By Tomas Gonzalez and Rice Foster
When he was two years old, sophomore Vaughn Coleman lost his father and uncle in the terrorist attacks on Sept. 11, 2001—an event he remembers every year.
“We’ll never forget because I think about my dad and uncle every single day,” he said an interview. “My dad was a normal person going to work, then things changed.”
Coleman, along with approximately 100 people, gathered on Wednesday night in Boston Common for the nineteenth annual Emerson College 9/11 Candlelight Vigil, mourning the lives lost in the attacks.
After speaking to the crowd, Coleman then played “Where The Streets Have No Name” by U2 as everyone placed their candles in the center of the bandstand. The song, Coleman said, was significant to his father, who played it during his birth.

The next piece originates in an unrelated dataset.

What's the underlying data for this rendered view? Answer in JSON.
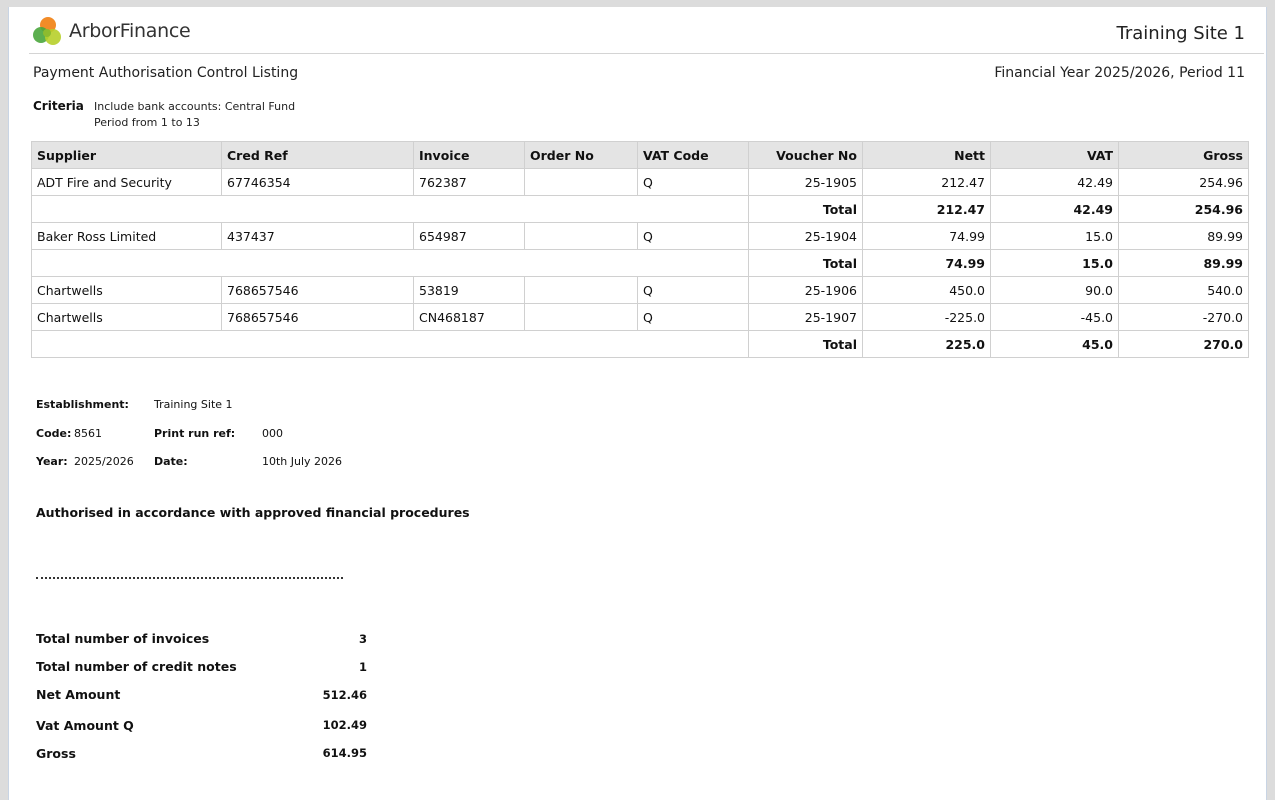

As candles flickered around a bouquet of flowers, Coleman asked the crowd to hug the people around them—a tradition he learned while attending a camp for children that had lost loved ones from 9/11.
Communications Studies Chair Dr. Gregory Payne organized the first event in 2001 and continues to host it every year.
“People really needed to find a place to sit and think and reflect, because people were not really sure what was happening,” said Payne in an interview with The Beacon. “Ever since that time we’ve always had that vigil to commemorate what happened.”
Students formed a circle around the Parkman Bandstand holding candles in paper cups, listening to the featured speakers—Payne, President M. Lee Pelton, and students.
“It was a horrendous, tragic, and senseless event, but it brought our nation together,” Pelton said to the gathered crowd. “We are here today both to remember and keep that memory alive.”
Payne also said the shootings in Ohio and Texas added a deeper meaning to the event, where people can mourn the lives lost to terror.
“It’s not just about the country, it’s about violence,” Payne said. “So, tomorrow you have some people that are going to remember but they’re also going to remember what happened in El Paso, and what happened in [Dayton,] Ohio, so it’s really victims of terrorism and violence worldwide.”
The speakers passed the microphone around to allow anyone to speak.
Sonia Tita Puopolo ’96 said her mother passed away during 9/11. She has been an organizer of the college’s event ever since she wrote a book after the event recounting her mother’s passing, called “Sonia’s Ring”
“Tonight’s turnout was really phenomenal—the message of love and hope is key,” Puopolo said in an interview. “Even in the terrible darkness, there is light.”